Image credits: Sindhuja Sirigeri
The white-rumped vulture (Gyps bengalensis) was once one of the most abundant raptors in the world. Over the last three decades, their numbers have drastically reduced, thanks to diclofenac poisoning. Diclofenac is a veterinary drug used for alleviating pain in dying cattle. When vultures feed on the diclofenac-injected animal carcasses, they develop gout in their internal organs and die. With steps like banning diclofenac for veterinary purposes, establishing captive breeding centres and identifying ‘vulture safe zones’, the future for these majestic scavengers look bright.
In a recent study, biologists from the Bombay Natural History Society, Mumbai, have surveyed white-rumped vultures in the Sigur plateau of Tamil Nadu and have concluded that this region could be an ideal place for a vulture sanctuary. The study, published in the Journal of Threatened Taxa, has also analysed the public perception of vultures in the area—a key criterion for conservation.
The Sigur plateau connects the Eastern and the Western Ghats and is located at the intersection of three tiger reserves—the Mudumalai Tiger Reserve, Bandipur Tiger Reserve and Sathyamangalam Tiger Reserve. It covers an area of 778.80 km, about as big as the city of Bengaluru. It has a small population of white-rumped vultures that are known to feed on wild carcasses and hence aren’t much affected by diclofenac poisoning. In this study, the researchers found out more about their numbers, breeding and feeding habits in the region between September 2011 to May 2012.
“We are monitoring the vulture population from 2011 and are continuing it in the Mudumalai Tiger Reserve. Today, the population of three residential vulture species—the white-rumped vulture, long-billed vulture and the red-headed vulture is more than 220 and counting,” says Arockianathan Samson, the lead author of the study. He is a Research Biologist at the Vulture Programme, Bombay Natural History Society, Mumbai.

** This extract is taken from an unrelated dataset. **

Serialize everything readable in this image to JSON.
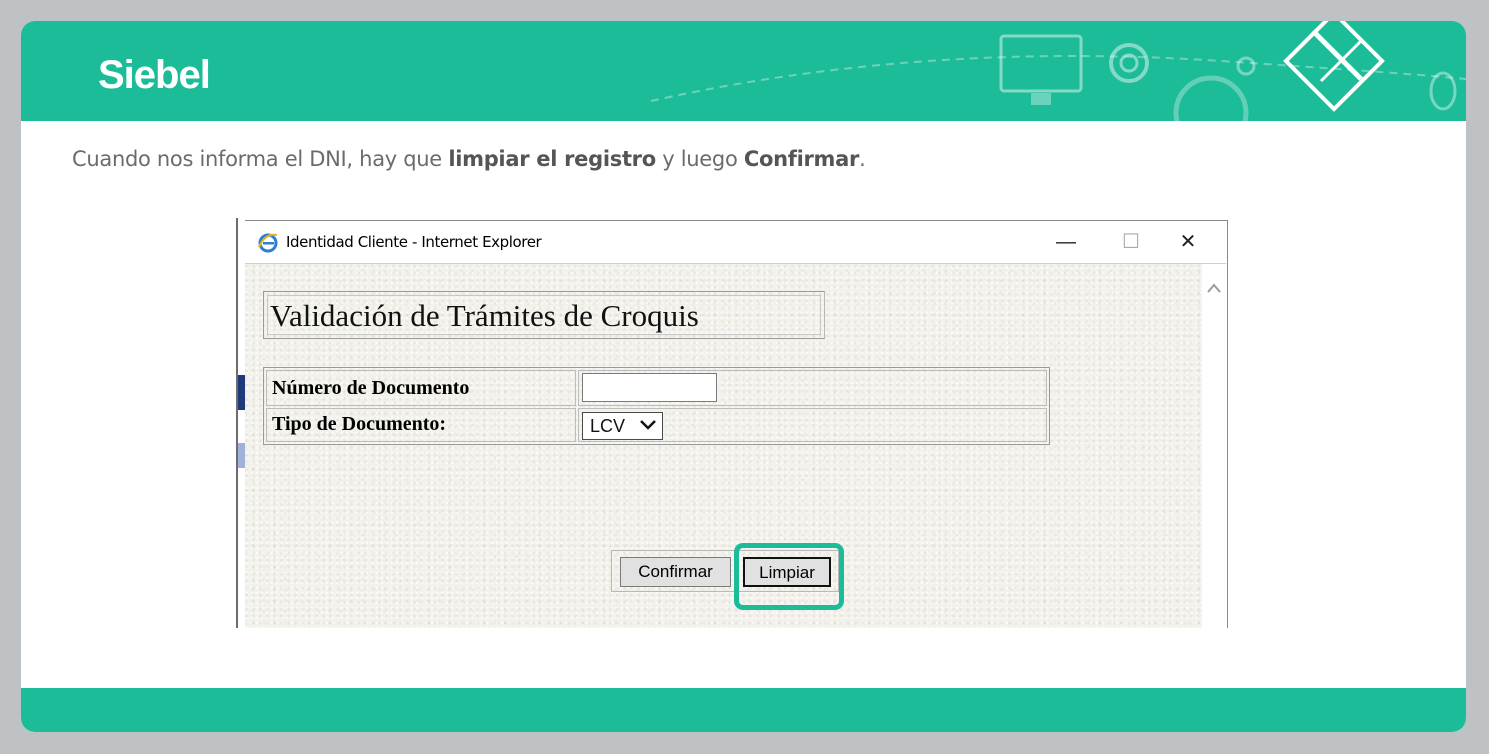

The researchers counted individual vultures sighted in nesting and feeding sites during the early mornings and late evenings. They estimate that around 70–115 vultures live in this region in two colonies. They found 68 vulture nests, along the Sigur and Gundattihalla rivers, located on 41 trees. Most of them were found on the arjuna tree (Terminalia arjuna) at an average height of about 28 meters.
“The Mudumalai Tiger Reserve is planting arjuna trees along the rivers to help these vultures build more nests in the future,” says Samson. About 9 in 10 chicks found in these nests successfully hatched.
The study also found that vultures fed on about half of the carcasses found in the region. As scavengers, they play a vital role in cleaning up the dead and recycling nutrients. Interestingly, they seem to prefer the carcasses of elephants and Indian gaurs, both of which are found in the region.
Since people’s perception of these birds plays a vital role in conserving them, the researchers interviewed 109 people, including cattle holders and veterinary professionals in the adjoining villages, to gather their perspectives. About 9 in 10 respondents believed that conserving vultures was good for the ecosystem. Villagers usually disposed of the cattle carcasses into the forest about 300 to 500 meters from the village and used the vulture non-toxic drug meloxicam to treat cattle. Only four medical shops in the vicinity sold diclofenac, albeit for human consumption.
Based on these findings, the researchers suggest that the Sigur plateau is ideal as a vulture sanctuary because of its location at the confluence of three tiger reserves where the food will be in abundance for the vultures.
This article has been run past the researchers, whose work is covered, to ensure accuracy.